• What you should do
Only the pictures should be dropped; copy the rest of the entries exactly.

• Provided data
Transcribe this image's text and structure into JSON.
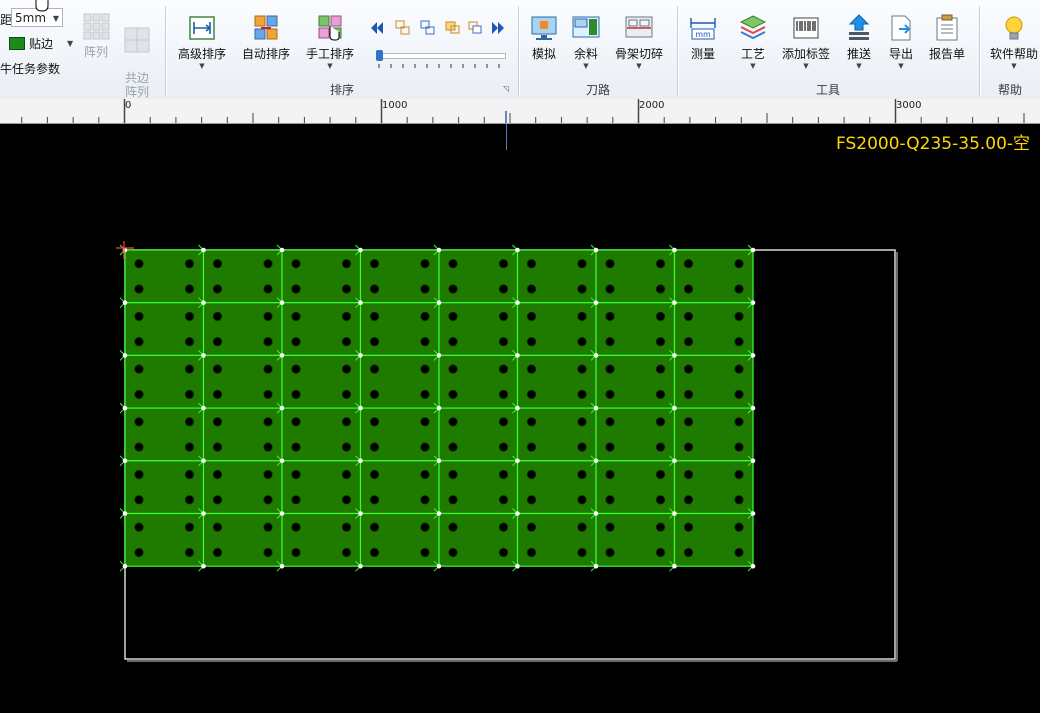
{
  "ribbon": {
    "left": {
      "spacing_label": "距",
      "spacing_value": "5mm",
      "edge_label": "贴边",
      "task_params_label": "牛任务参数",
      "array_label": "阵列",
      "common_edge_array_label": "共边\n阵列"
    },
    "sort_group": {
      "label": "排序",
      "advanced_sort": "高级排序",
      "auto_sort": "自动排序",
      "manual_sort": "手工排序"
    },
    "path_group": {
      "label": "刀路",
      "simulate": "模拟",
      "remnant": "余料",
      "skeleton_cut": "骨架切碎"
    },
    "tools_group": {
      "label": "工具",
      "measure": "测量",
      "process": "工艺",
      "add_label": "添加标签",
      "push": "推送",
      "export": "导出",
      "report": "报告单"
    },
    "help_group": {
      "label": "帮助",
      "software_help": "软件帮助"
    }
  },
  "ruler": {
    "labels": [
      "0",
      "1000",
      "2000",
      "3000"
    ]
  },
  "canvas": {
    "sheet_title": "FS2000-Q235-35.00-空"
  },
  "colors": {
    "part_fill": "#1f7a00",
    "part_edge": "#33ff33",
    "sheet_border": "#d8d8d8",
    "title": "#ffd800"
  },
  "parts": {
    "columns": 8,
    "rows": 6,
    "holes_per_part": 4
  }
}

• Answer space
Transcribe this image's text and structure into JSON.
{
  "ribbon": {
    "left": {
      "spacing_label": "距",
      "spacing_value": "5mm",
      "edge_label": "贴边",
      "task_params_label": "牛任务参数",
      "array_label": "阵列",
      "common_edge_array_label": "共边\n阵列"
    },
    "sort_group": {
      "label": "排序",
      "advanced_sort": "高级排序",
      "auto_sort": "自动排序",
      "manual_sort": "手工排序"
    },
    "path_group": {
      "label": "刀路",
      "simulate": "模拟",
      "remnant": "余料",
      "skeleton_cut": "骨架切碎"
    },
    "tools_group": {
      "label": "工具",
      "measure": "测量",
      "process": "工艺",
      "add_label": "添加标签",
      "push": "推送",
      "export": "导出",
      "report": "报告单"
    },
    "help_group": {
      "label": "帮助",
      "software_help": "软件帮助"
    }
  },
  "ruler": {
    "labels": [
      "0",
      "1000",
      "2000",
      "3000"
    ]
  },
  "canvas": {
    "sheet_title": "FS2000-Q235-35.00-空"
  },
  "colors": {
    "part_fill": "#1f7a00",
    "part_edge": "#33ff33",
    "sheet_border": "#d8d8d8",
    "title": "#ffd800"
  },
  "parts": {
    "columns": 8,
    "rows": 6,
    "holes_per_part": 4
  }
}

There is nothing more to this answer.